Only collaboration can solve this growing problem. And so far, the space industry seems cooperative. “We are trying to work with the space industry, where possible, Eggl said. “We want to solve this together so it’s a collaborative effort that everybody can sign onto because that’s the fastest route to get things done.”
It’s good that Starlink is working with the astronomy community. But what if companies keep launching much larger satellites like BlueWalker 3? Remember, it’s just a prototype. AST SpaceMobile says BlueWalker 3 is the predecessor to a fleet of satellites. BlueWalker 3 is “designed to operate directly with standard, unmodified mobile devices,” the company writes on their website. That’s why its array is so large. What would the sky look like with a fleet of these things?
Light pollution from satellites might not seem important to people struggling with inflation and other concerns. But problems don’t go away just because we don’t think about them. We already know that for city dwellers around the world, and that’s most people, the night sky is becoming increasingly inaccessible. That’s largely because of Earthly light pollution. But the sky is the sky, and both issues are intertwined.
We may be reaching the day when sky-gazing morphs into satellite-spotting. If Starlink, AST SpaceMobile, OneWeb and others go through with their plans, then it may get difficult to lose yourself in the natural night sky without satellites streaking across your view.

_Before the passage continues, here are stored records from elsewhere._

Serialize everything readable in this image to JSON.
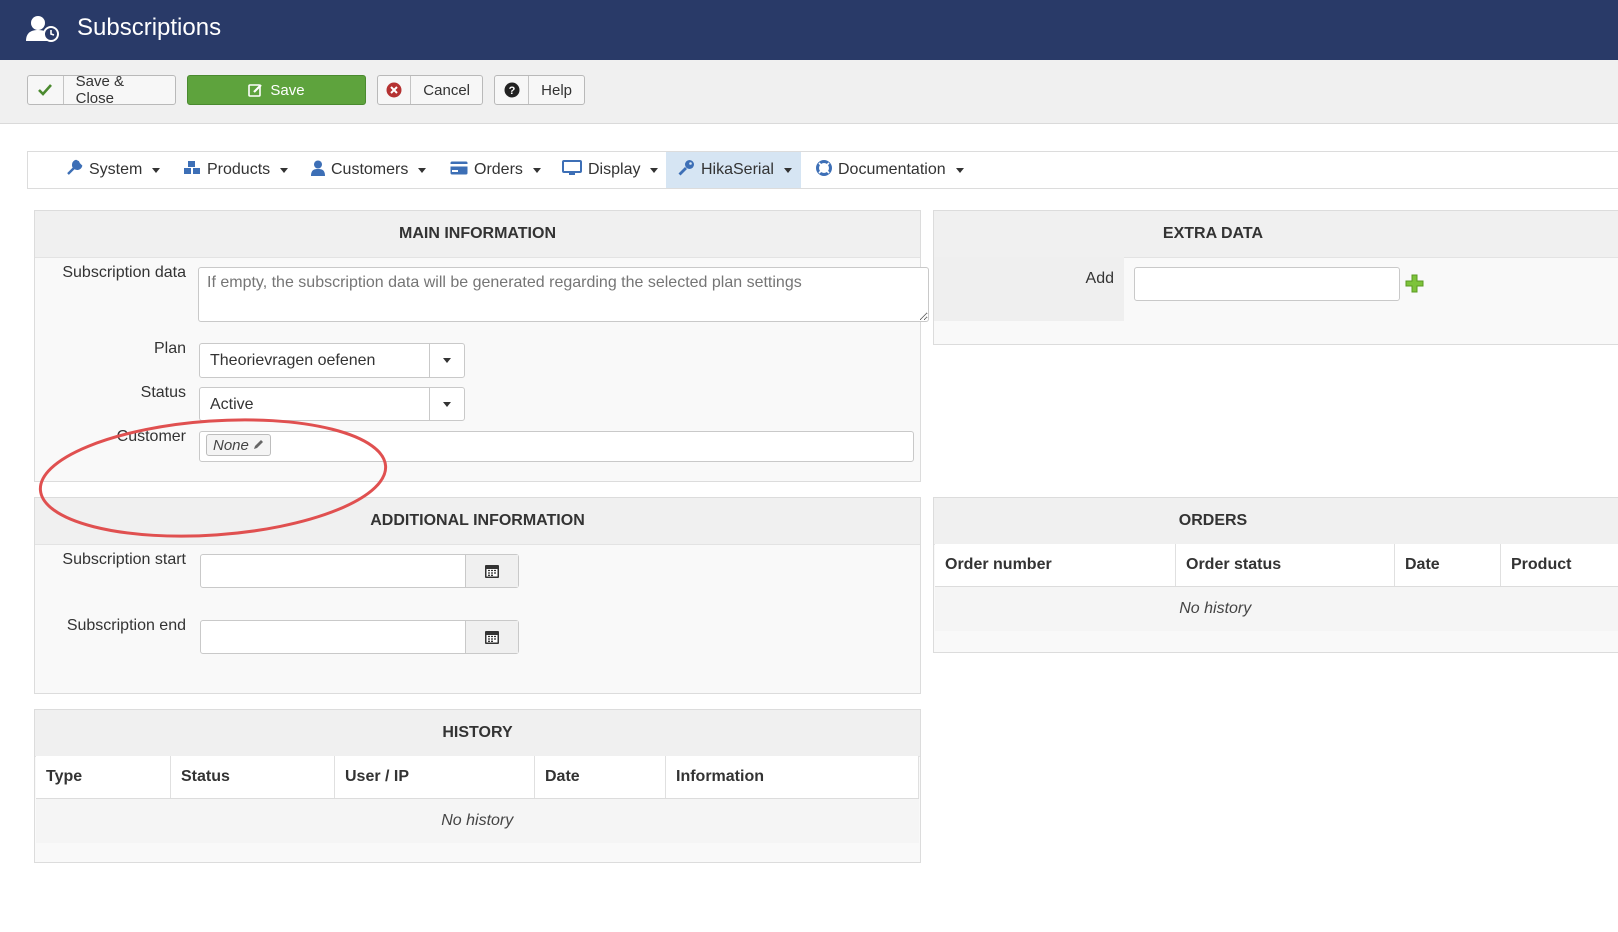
{
  "header": {
    "title": "Subscriptions",
    "icon": "user-clock-icon"
  },
  "toolbar": {
    "save_close": "Save & Close",
    "save": "Save",
    "cancel": "Cancel",
    "help": "Help"
  },
  "nav": {
    "items": [
      {
        "label": "System",
        "icon": "wrench-icon"
      },
      {
        "label": "Products",
        "icon": "cubes-icon"
      },
      {
        "label": "Customers",
        "icon": "user-icon"
      },
      {
        "label": "Orders",
        "icon": "credit-card-icon"
      },
      {
        "label": "Display",
        "icon": "monitor-icon"
      },
      {
        "label": "HikaSerial",
        "icon": "key-icon",
        "active": true
      },
      {
        "label": "Documentation",
        "icon": "lifebuoy-icon"
      }
    ]
  },
  "main_info": {
    "title": "MAIN INFORMATION",
    "subscription_data_label": "Subscription data",
    "subscription_data_placeholder": "If empty, the subscription data will be generated regarding the selected plan settings",
    "plan_label": "Plan",
    "plan_value": "Theorievragen oefenen",
    "status_label": "Status",
    "status_value": "Active",
    "customer_label": "Customer",
    "customer_value": "None"
  },
  "extra_data": {
    "title": "EXTRA DATA",
    "add_label": "Add"
  },
  "additional_info": {
    "title": "ADDITIONAL INFORMATION",
    "start_label": "Subscription start",
    "end_label": "Subscription end"
  },
  "orders": {
    "title": "ORDERS",
    "columns": [
      "Order number",
      "Order status",
      "Date",
      "Product"
    ],
    "empty": "No history"
  },
  "history": {
    "title": "HISTORY",
    "columns": [
      "Type",
      "Status",
      "User / IP",
      "Date",
      "Information"
    ],
    "empty": "No history"
  },
  "colors": {
    "header_bg": "#293a68",
    "save_green": "#5ea33d",
    "annotation_red": "#e05050"
  }
}
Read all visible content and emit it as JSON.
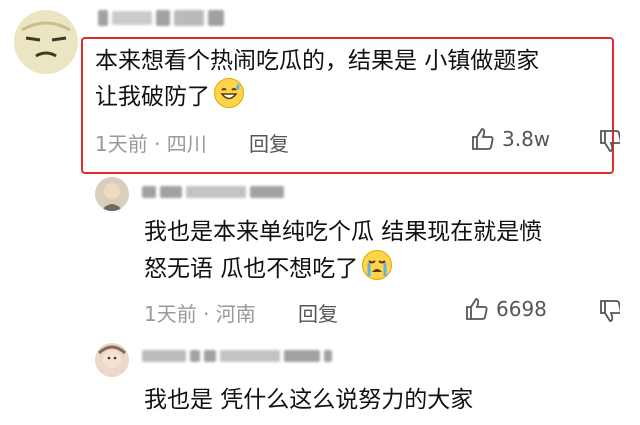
{
  "colors": {
    "highlight": "#e02b2b",
    "meta": "#999999",
    "text": "#111111"
  },
  "comments": [
    {
      "username": "",
      "text_line1": "本来想看个热闹吃瓜的，结果是 小镇做题家",
      "text_line2": "让我破防了",
      "emoji_icon": "grinning-sweat-emoji",
      "time_location": "1天前 · 四川",
      "reply_label": "回复",
      "like_count": "3.8w"
    },
    {
      "username": "",
      "text_line1": "我也是本来单纯吃个瓜 结果现在就是愤",
      "text_line2": "怒无语 瓜也不想吃了",
      "emoji_icon": "crying-emoji",
      "time_location": "1天前 · 河南",
      "reply_label": "回复",
      "like_count": "6698"
    },
    {
      "username": "",
      "text_line1": "我也是 凭什么这么说努力的大家"
    }
  ]
}
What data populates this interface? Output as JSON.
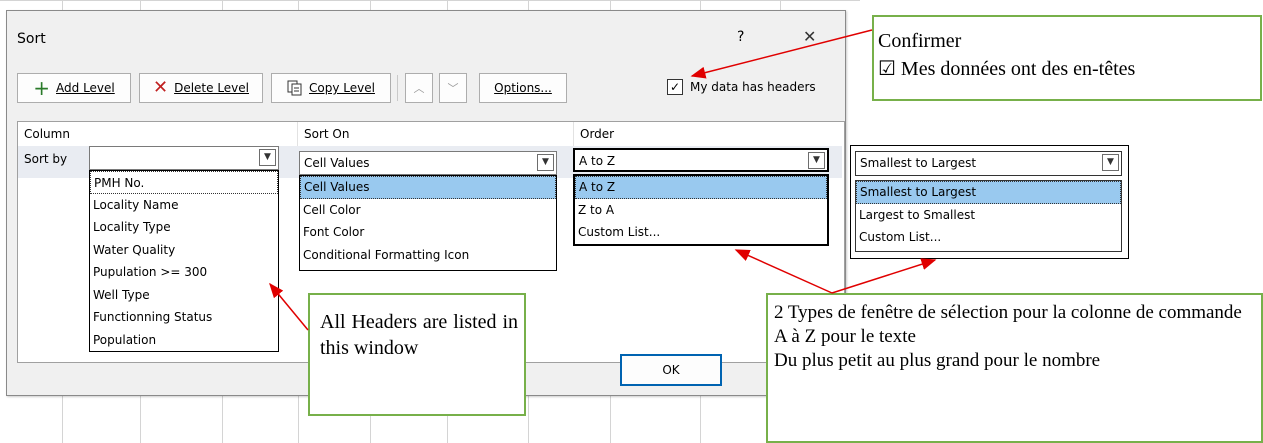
{
  "dialog": {
    "title": "Sort",
    "help_label": "?",
    "close_label": "✕",
    "toolbar": {
      "add_level_label": "Add Level",
      "delete_level_label": "Delete Level",
      "copy_level_label": "Copy Level",
      "options_label": "Options..."
    },
    "headers_checkbox": {
      "checked": true,
      "label": "My data has headers"
    },
    "columns": {
      "column": "Column",
      "sort_on": "Sort On",
      "order": "Order"
    },
    "row": {
      "sort_by_label": "Sort by",
      "column_value": "",
      "sort_on_value": "Cell Values",
      "order_value": "A to Z"
    },
    "column_options": [
      "PMH No.",
      "Locality Name",
      "Locality Type",
      "Water Quality",
      "Pupulation >= 300",
      "Well Type",
      "Functionning Status",
      "Population"
    ],
    "sort_on_options": [
      "Cell Values",
      "Cell Color",
      "Font Color",
      "Conditional Formatting Icon"
    ],
    "order_text_options": [
      "A to Z",
      "Z to A",
      "Custom List..."
    ],
    "ok_label": "OK"
  },
  "numeric_order": {
    "value": "Smallest to Largest",
    "options": [
      "Smallest to Largest",
      "Largest to Smallest",
      "Custom List..."
    ]
  },
  "callouts": {
    "confirm": {
      "line1": "Confirmer",
      "line2": "☑ Mes données ont des en-têtes"
    },
    "headers": "All Headers are listed in this window",
    "types": {
      "line1": "2 Types de fenêtre de sélection pour la colonne de commande",
      "line2": "A à Z pour le texte",
      "line3": "Du plus petit au plus grand pour le nombre"
    }
  },
  "colors": {
    "selection": "#99c9ef",
    "callout_border": "#77b04a",
    "arrow": "#e00000"
  }
}
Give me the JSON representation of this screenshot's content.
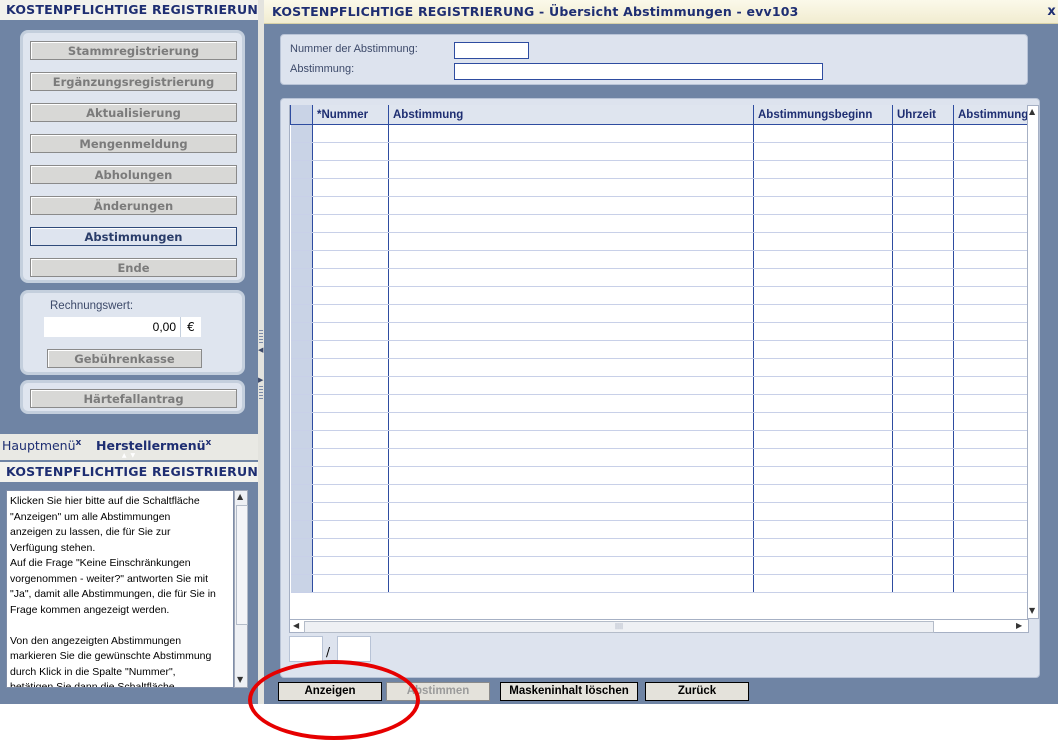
{
  "left": {
    "header": "KOSTENPFLICHTIGE REGISTRIERUNG",
    "nav": [
      {
        "label": "Stammregistrierung",
        "active": false
      },
      {
        "label": "Ergänzungsregistrierung",
        "active": false
      },
      {
        "label": "Aktualisierung",
        "active": false
      },
      {
        "label": "Mengenmeldung",
        "active": false
      },
      {
        "label": "Abholungen",
        "active": false
      },
      {
        "label": "Änderungen",
        "active": false
      },
      {
        "label": "Abstimmungen",
        "active": true
      },
      {
        "label": "Ende",
        "active": false
      }
    ],
    "invoice": {
      "label": "Rechnungswert:",
      "value": "0,00",
      "currency": "€",
      "button": "Gebührenkasse"
    },
    "hardship_button": "Härtefallantrag",
    "tabs": [
      {
        "label": "Hauptmenü",
        "close": "x"
      },
      {
        "label": "Herstellermenü",
        "close": "x"
      }
    ],
    "help_header": "KOSTENPFLICHTIGE REGISTRIERUNG",
    "help_lines": [
      "Klicken Sie hier bitte auf die Schaltfläche",
      "\"Anzeigen\" um alle Abstimmungen",
      "anzeigen zu lassen, die für Sie zur",
      "Verfügung stehen.",
      "Auf die Frage \"Keine Einschränkungen",
      "vorgenommen - weiter?\" antworten Sie mit",
      "\"Ja\", damit alle Abstimmungen, die für Sie in",
      "Frage kommen angezeigt werden.",
      "",
      "Von den angezeigten Abstimmungen",
      "markieren Sie die gewünschte Abstimmung",
      "durch Klick in die Spalte \"Nummer\",",
      "betätigen Sie dann die Schaltfläche"
    ]
  },
  "window": {
    "title": "KOSTENPFLICHTIGE REGISTRIERUNG - Übersicht Abstimmungen - evv103",
    "close": "x"
  },
  "filter": {
    "number_label": "Nummer der Abstimmung:",
    "number_value": "",
    "vote_label": "Abstimmung:",
    "vote_value": ""
  },
  "table": {
    "columns": [
      "*Nummer",
      "Abstimmung",
      "Abstimmungsbeginn",
      "Uhrzeit",
      "Abstimmungs"
    ],
    "row_count": 26
  },
  "pager": {
    "separator": "/"
  },
  "actions": [
    {
      "label": "Anzeigen",
      "enabled": true
    },
    {
      "label": "Abstimmen",
      "enabled": false
    },
    {
      "label": "Maskeninhalt löschen",
      "enabled": true
    },
    {
      "label": "Zurück",
      "enabled": true
    }
  ],
  "colors": {
    "background": "#6f84a4",
    "title_text": "#1e2e72",
    "grid_line": "#2e4ca0",
    "highlight_circle": "#e60000"
  }
}
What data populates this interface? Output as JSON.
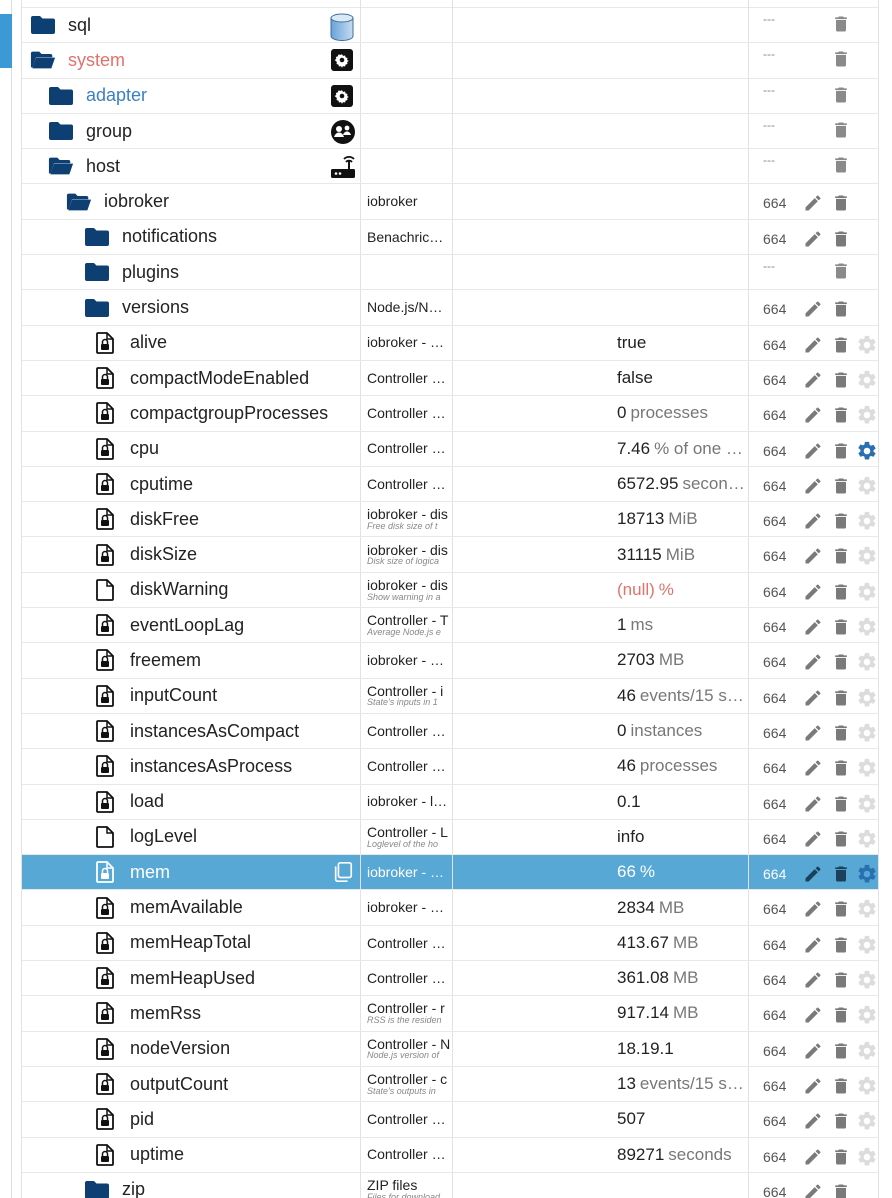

Instead of contemplating nature, we’ll be contemplating satellites.